**Your goal**
Please reproduce the data exactly and omit the pictures.
##############################
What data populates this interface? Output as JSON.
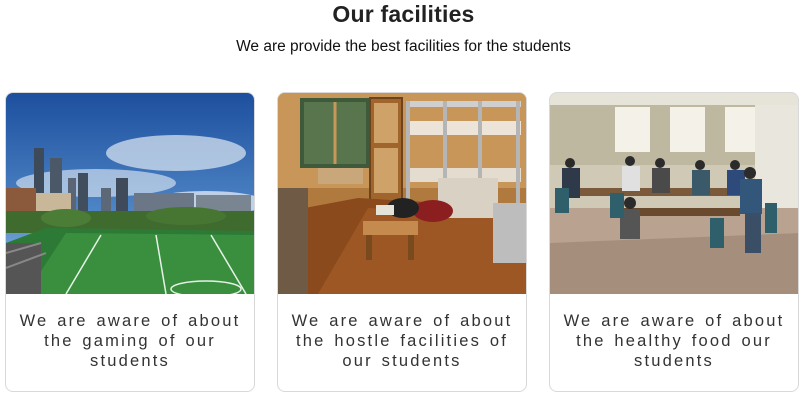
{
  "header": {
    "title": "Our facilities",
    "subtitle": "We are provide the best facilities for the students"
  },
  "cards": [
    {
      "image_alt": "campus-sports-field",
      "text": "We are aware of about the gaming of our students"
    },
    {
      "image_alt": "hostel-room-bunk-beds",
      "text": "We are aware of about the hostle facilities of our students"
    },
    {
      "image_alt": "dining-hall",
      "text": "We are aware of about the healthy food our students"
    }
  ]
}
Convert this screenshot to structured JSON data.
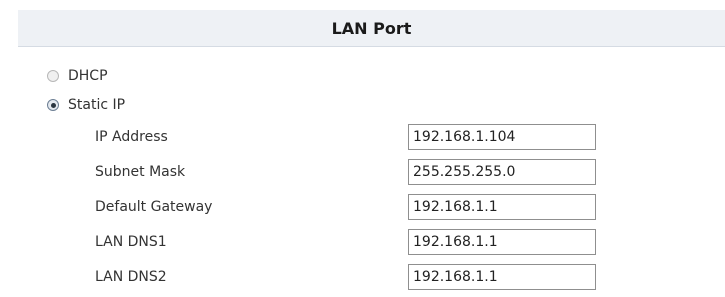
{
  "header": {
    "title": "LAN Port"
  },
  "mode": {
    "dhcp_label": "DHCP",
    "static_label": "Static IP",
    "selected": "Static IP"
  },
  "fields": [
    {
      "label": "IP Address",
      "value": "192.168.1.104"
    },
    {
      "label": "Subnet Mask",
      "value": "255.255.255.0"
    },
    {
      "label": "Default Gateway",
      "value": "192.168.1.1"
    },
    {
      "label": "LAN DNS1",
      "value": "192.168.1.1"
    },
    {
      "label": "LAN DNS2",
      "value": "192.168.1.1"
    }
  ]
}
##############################
**Exercise answer**
What data populates this interface? Output as JSON.
{
  "header": {
    "title": "Our facilities",
    "subtitle": "We are provide the best facilities for the students"
  },
  "cards": [
    {
      "image_alt": "campus-sports-field",
      "text": "We are aware of about the gaming of our students"
    },
    {
      "image_alt": "hostel-room-bunk-beds",
      "text": "We are aware of about the hostle facilities of our students"
    },
    {
      "image_alt": "dining-hall",
      "text": "We are aware of about the healthy food our students"
    }
  ]
}
Convert this screenshot to structured JSON data.
{
  "header": {
    "title": "LAN Port"
  },
  "mode": {
    "dhcp_label": "DHCP",
    "static_label": "Static IP",
    "selected": "Static IP"
  },
  "fields": [
    {
      "label": "IP Address",
      "value": "192.168.1.104"
    },
    {
      "label": "Subnet Mask",
      "value": "255.255.255.0"
    },
    {
      "label": "Default Gateway",
      "value": "192.168.1.1"
    },
    {
      "label": "LAN DNS1",
      "value": "192.168.1.1"
    },
    {
      "label": "LAN DNS2",
      "value": "192.168.1.1"
    }
  ]
}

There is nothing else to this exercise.